- **EXERCISE DETAILS**:
Which lines below include "cherry"? Copy them all.

- **RECORDS PROVIDED**:
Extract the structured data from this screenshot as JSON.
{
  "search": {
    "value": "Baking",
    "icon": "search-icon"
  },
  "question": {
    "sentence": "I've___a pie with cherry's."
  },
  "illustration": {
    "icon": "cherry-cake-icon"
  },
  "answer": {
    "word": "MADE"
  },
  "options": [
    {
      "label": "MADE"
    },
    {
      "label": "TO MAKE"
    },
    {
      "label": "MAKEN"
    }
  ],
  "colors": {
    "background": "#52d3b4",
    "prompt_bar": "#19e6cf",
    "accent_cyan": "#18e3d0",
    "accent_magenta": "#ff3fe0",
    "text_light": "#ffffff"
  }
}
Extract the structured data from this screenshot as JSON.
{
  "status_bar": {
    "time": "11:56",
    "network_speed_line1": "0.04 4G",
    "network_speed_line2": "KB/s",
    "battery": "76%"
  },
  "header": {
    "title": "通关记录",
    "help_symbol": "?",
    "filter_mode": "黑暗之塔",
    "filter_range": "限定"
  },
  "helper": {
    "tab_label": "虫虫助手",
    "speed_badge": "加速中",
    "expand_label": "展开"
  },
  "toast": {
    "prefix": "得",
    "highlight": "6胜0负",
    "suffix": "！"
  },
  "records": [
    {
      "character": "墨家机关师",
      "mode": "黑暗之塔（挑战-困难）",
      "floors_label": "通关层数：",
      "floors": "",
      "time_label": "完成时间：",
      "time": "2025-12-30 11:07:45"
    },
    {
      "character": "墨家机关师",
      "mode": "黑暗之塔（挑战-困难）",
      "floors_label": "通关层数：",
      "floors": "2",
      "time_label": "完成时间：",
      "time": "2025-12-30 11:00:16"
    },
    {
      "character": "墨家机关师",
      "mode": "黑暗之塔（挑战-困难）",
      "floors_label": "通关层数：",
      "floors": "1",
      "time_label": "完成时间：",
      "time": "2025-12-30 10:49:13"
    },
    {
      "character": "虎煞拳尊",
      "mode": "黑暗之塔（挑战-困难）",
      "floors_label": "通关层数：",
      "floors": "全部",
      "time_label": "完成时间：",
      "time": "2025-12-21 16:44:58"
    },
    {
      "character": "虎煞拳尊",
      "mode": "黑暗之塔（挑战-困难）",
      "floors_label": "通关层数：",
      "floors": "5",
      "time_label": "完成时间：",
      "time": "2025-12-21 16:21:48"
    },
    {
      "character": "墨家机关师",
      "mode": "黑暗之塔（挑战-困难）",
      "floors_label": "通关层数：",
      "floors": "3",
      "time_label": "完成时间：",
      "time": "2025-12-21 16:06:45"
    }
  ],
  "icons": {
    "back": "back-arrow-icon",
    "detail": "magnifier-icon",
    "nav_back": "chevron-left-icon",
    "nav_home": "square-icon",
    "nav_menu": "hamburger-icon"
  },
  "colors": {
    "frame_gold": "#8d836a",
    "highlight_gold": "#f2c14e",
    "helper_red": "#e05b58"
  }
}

- **COMPLETED TASK**:
    "sentence": "I've___a pie with cherry's."
    "icon": "cherry-cake-icon"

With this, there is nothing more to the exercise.